Lines holding the string "Solar" are the ones to copy; find them all in the data.

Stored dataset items
*-*-*

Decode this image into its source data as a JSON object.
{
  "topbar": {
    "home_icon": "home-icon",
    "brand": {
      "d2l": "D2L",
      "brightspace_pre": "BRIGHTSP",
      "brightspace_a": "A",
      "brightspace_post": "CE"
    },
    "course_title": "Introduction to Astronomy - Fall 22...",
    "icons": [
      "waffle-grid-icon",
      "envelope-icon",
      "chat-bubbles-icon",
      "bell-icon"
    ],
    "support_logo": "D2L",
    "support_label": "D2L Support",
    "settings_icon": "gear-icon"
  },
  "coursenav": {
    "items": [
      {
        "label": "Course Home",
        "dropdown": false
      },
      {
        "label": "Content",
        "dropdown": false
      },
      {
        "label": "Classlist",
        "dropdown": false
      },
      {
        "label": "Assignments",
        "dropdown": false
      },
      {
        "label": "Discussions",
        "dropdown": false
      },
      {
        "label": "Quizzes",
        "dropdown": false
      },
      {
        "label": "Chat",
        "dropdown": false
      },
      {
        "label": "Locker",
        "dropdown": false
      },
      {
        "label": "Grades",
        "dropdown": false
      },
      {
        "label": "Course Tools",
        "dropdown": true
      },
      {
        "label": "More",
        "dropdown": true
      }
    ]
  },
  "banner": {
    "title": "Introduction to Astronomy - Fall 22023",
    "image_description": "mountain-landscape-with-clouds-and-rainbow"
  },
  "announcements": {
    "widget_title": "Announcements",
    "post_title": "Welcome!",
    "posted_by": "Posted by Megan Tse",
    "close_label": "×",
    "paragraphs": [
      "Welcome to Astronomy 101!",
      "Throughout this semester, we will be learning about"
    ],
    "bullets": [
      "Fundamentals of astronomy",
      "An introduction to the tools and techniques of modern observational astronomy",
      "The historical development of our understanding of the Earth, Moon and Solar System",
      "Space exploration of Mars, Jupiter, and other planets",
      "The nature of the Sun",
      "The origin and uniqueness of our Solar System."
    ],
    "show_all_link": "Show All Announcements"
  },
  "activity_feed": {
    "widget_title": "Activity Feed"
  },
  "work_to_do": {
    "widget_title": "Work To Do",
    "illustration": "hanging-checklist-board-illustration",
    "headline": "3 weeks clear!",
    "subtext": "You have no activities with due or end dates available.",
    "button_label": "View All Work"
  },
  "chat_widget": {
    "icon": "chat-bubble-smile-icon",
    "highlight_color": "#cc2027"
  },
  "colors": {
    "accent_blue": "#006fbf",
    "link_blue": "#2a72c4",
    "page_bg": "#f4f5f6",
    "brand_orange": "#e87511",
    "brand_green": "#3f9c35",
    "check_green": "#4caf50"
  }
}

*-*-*

**ANSWER SPACE**
      "The historical development of our understanding of the Earth, Moon and Solar System",
      "The origin and uniqueness of our Solar System."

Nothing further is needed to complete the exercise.